## TASK DESCRIPTION
Scan the listing below and copy each line holding the word "Applications".

[DATA UNDER STUDY Boundary: Start]

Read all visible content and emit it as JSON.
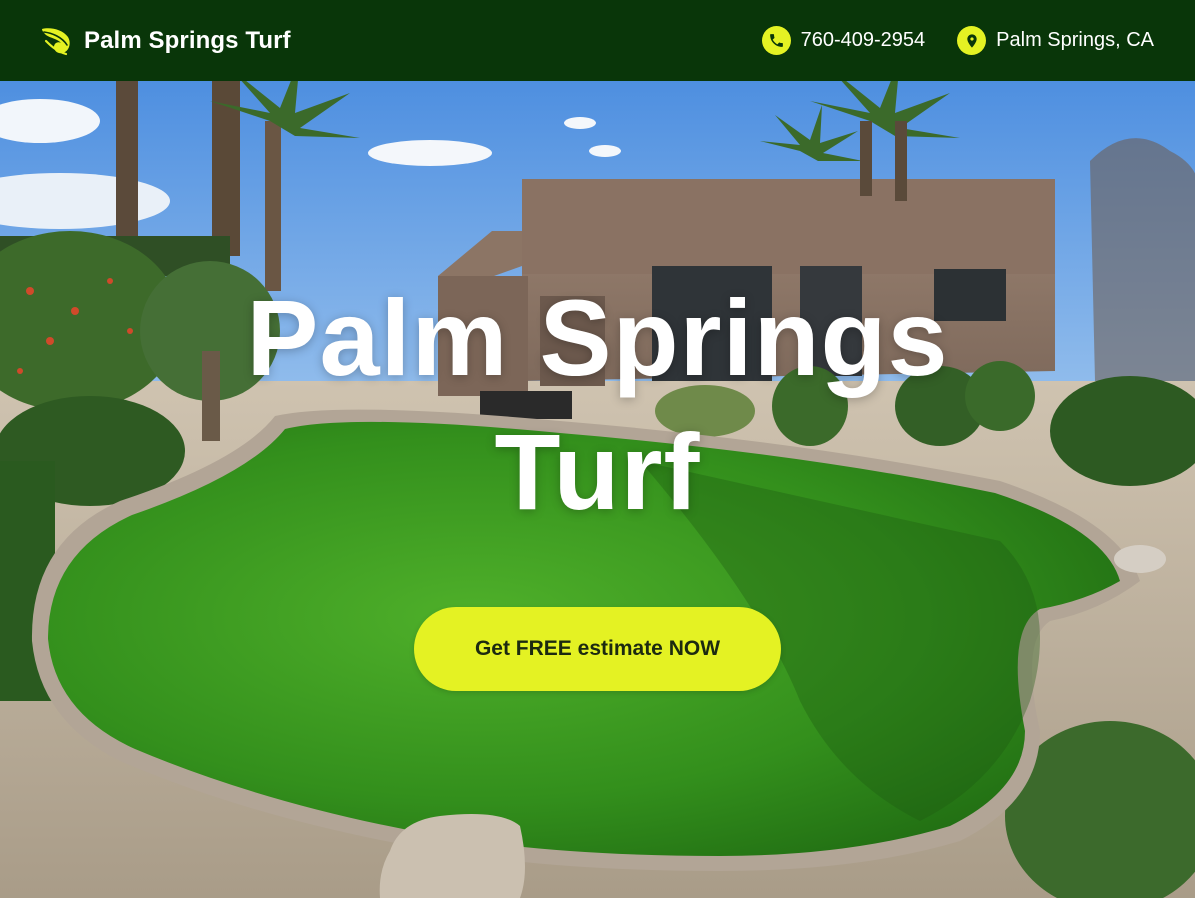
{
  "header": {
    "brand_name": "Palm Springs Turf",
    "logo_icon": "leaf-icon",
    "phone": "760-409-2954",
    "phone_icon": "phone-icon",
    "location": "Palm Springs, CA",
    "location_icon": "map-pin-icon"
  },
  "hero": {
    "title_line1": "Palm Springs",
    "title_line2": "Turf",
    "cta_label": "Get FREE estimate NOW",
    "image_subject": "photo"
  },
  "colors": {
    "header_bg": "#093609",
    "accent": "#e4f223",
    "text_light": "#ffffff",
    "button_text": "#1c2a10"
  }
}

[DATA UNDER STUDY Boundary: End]
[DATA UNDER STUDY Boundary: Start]

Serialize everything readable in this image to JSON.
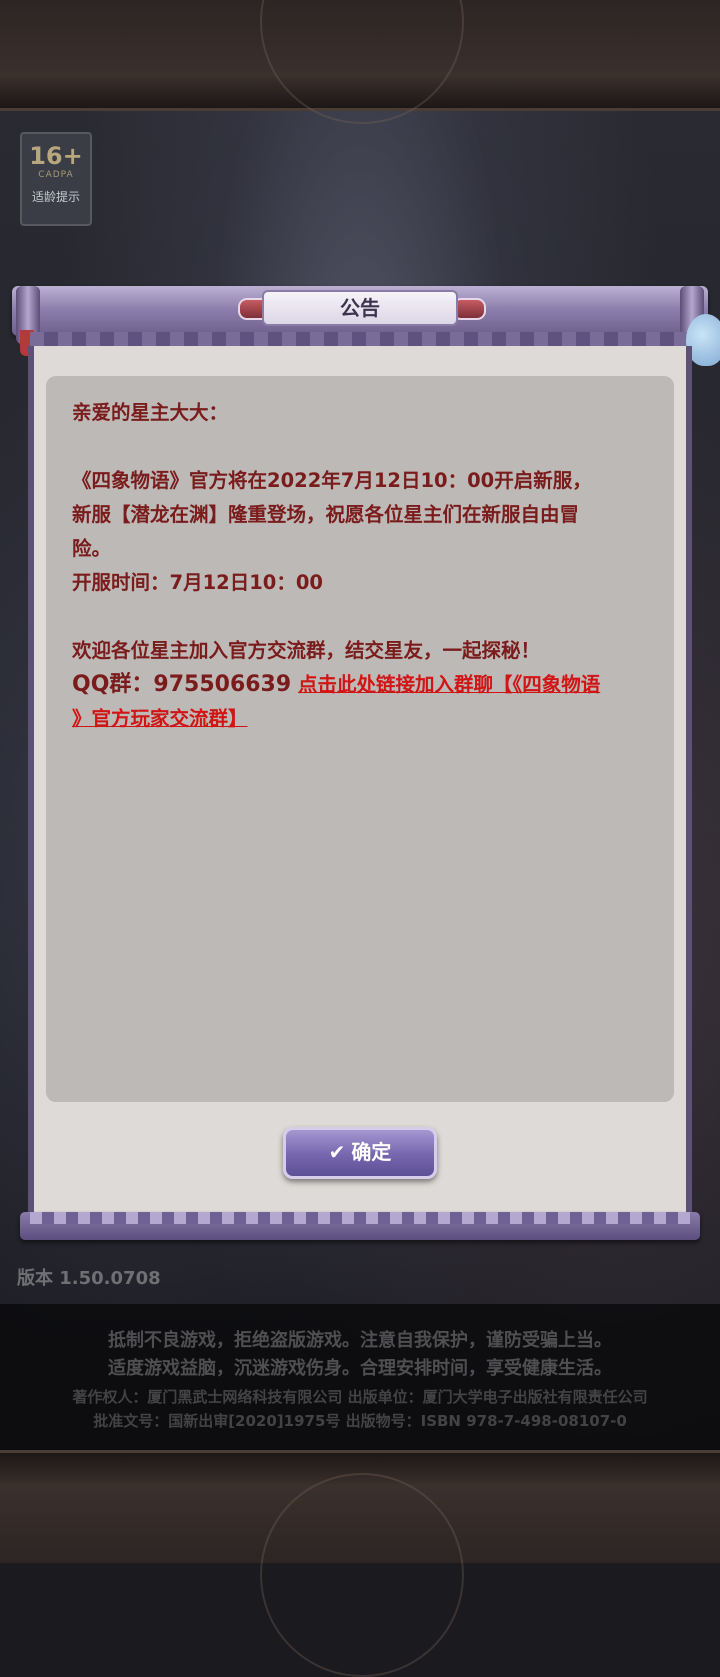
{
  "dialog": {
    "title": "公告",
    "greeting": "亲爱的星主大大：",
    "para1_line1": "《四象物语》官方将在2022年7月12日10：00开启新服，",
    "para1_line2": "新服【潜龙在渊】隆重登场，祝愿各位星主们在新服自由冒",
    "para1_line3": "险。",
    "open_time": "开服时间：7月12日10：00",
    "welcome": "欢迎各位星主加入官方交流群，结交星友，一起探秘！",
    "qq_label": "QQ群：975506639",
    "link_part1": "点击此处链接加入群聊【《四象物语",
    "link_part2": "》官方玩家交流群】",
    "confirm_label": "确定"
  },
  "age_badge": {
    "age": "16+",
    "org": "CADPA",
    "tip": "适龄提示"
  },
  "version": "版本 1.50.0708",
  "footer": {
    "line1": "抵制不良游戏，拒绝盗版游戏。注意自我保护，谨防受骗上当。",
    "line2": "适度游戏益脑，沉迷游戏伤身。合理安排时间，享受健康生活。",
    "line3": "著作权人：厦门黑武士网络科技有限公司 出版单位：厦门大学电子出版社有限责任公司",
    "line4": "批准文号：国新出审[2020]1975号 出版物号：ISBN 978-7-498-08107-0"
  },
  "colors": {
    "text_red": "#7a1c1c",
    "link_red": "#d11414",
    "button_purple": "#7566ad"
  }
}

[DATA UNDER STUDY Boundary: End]
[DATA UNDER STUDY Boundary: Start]

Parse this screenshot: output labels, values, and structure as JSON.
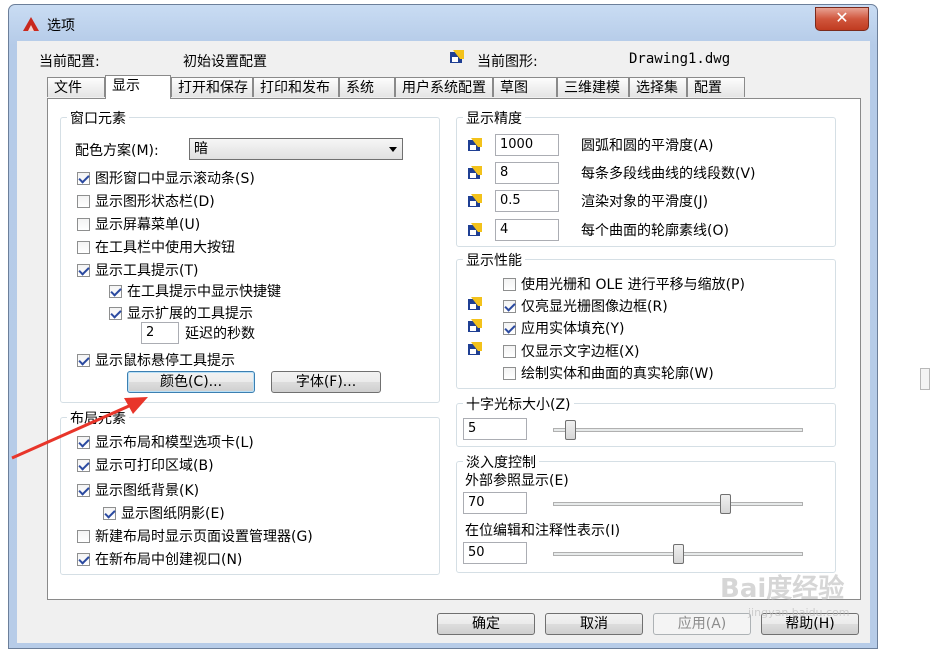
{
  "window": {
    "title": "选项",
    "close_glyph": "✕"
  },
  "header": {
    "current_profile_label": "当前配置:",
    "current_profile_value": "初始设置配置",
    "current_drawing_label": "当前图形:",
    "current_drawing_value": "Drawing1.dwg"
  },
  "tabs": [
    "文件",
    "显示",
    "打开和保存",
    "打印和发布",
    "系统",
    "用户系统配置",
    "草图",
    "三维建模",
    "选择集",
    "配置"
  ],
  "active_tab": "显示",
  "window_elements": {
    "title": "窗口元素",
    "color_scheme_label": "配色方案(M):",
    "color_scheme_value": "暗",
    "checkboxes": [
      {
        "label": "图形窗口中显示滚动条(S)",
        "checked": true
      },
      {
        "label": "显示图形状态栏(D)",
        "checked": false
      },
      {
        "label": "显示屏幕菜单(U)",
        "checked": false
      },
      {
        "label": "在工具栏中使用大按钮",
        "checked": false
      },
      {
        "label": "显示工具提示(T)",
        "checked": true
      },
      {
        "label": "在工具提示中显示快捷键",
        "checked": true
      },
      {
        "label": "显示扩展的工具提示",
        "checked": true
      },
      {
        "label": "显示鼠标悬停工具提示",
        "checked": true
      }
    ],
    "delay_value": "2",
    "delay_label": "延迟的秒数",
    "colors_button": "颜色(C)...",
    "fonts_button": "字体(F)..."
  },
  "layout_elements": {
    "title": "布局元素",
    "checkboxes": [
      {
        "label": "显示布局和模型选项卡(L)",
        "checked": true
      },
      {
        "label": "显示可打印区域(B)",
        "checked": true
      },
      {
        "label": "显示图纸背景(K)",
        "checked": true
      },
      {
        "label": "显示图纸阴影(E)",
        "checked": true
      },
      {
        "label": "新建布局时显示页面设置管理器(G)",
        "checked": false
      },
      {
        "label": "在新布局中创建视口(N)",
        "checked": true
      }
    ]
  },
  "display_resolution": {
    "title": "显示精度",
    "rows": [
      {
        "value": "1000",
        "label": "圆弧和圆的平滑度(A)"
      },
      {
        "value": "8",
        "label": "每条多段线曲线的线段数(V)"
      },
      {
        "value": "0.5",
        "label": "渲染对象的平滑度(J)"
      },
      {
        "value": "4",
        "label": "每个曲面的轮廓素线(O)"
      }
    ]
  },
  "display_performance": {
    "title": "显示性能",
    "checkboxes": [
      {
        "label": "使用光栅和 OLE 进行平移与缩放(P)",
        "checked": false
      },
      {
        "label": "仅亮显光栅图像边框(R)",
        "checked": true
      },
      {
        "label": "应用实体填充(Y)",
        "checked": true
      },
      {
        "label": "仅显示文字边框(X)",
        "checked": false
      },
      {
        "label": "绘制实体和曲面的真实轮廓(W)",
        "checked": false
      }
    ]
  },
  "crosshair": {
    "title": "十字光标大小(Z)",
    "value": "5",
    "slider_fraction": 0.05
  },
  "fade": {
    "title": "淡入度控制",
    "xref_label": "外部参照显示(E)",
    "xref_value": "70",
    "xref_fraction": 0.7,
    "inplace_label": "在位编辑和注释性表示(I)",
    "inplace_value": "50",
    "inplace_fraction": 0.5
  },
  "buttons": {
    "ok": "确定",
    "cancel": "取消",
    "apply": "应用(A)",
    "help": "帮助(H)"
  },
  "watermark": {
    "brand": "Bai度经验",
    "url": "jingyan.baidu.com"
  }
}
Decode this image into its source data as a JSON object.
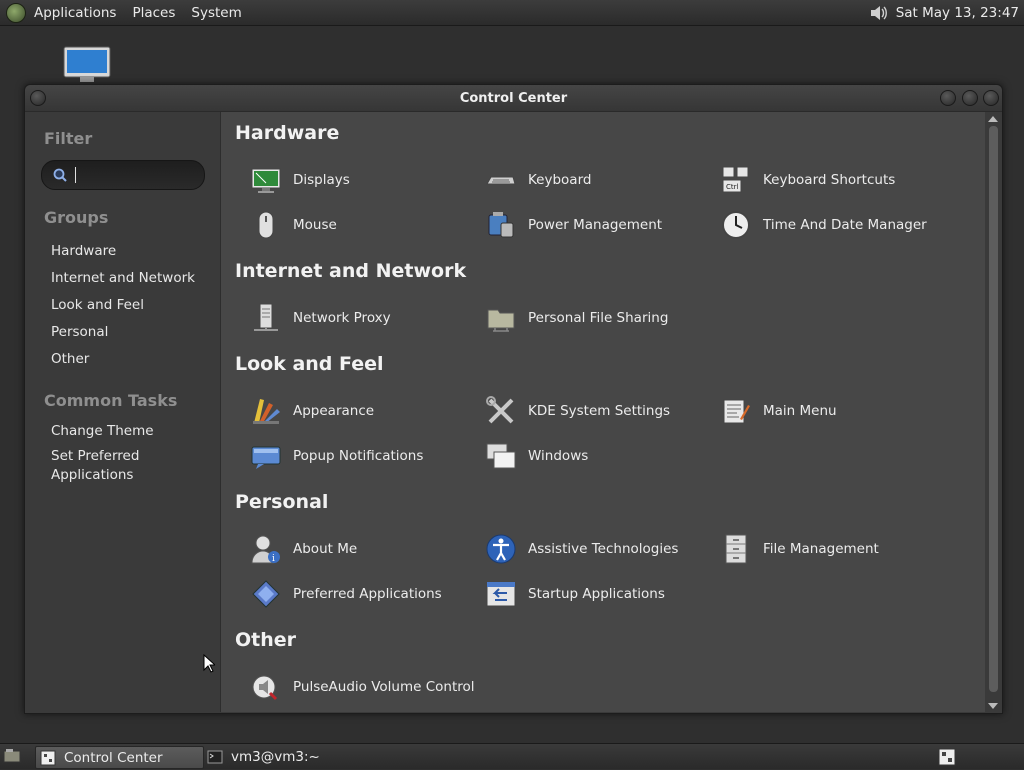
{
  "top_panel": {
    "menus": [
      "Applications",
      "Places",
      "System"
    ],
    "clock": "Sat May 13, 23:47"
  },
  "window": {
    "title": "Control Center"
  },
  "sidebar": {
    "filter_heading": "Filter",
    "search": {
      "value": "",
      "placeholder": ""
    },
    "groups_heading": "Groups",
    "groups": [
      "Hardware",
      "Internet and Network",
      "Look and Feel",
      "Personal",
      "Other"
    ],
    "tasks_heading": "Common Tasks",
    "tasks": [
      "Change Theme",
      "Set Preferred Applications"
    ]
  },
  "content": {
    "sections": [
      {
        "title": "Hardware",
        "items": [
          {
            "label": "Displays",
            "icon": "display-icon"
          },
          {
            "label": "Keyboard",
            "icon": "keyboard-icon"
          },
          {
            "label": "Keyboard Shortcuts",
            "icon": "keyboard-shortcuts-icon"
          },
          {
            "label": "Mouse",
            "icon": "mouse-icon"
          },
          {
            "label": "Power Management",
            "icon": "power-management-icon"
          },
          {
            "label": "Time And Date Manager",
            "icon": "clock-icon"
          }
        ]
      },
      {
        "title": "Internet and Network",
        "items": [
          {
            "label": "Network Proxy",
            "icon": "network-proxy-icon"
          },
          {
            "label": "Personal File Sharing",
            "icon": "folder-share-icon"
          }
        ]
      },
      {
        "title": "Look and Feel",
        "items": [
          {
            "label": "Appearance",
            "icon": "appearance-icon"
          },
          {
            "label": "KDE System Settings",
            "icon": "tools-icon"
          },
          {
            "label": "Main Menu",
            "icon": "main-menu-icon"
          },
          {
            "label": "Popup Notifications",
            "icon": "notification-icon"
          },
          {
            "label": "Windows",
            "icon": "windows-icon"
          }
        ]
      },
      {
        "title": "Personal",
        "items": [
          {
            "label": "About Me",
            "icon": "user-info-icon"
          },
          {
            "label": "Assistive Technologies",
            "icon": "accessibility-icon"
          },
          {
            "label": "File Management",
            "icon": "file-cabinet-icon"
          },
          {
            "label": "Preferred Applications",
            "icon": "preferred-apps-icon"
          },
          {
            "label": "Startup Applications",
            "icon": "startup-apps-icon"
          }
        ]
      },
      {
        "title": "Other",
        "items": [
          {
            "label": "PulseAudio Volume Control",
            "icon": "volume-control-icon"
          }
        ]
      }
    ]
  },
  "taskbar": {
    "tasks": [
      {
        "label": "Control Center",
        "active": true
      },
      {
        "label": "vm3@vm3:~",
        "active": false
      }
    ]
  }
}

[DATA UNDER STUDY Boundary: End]

## ANSWER BOX
      "Applications",
      "Set Preferred Applications"
            "label": "Preferred Applications",
            "label": "Startup Applications",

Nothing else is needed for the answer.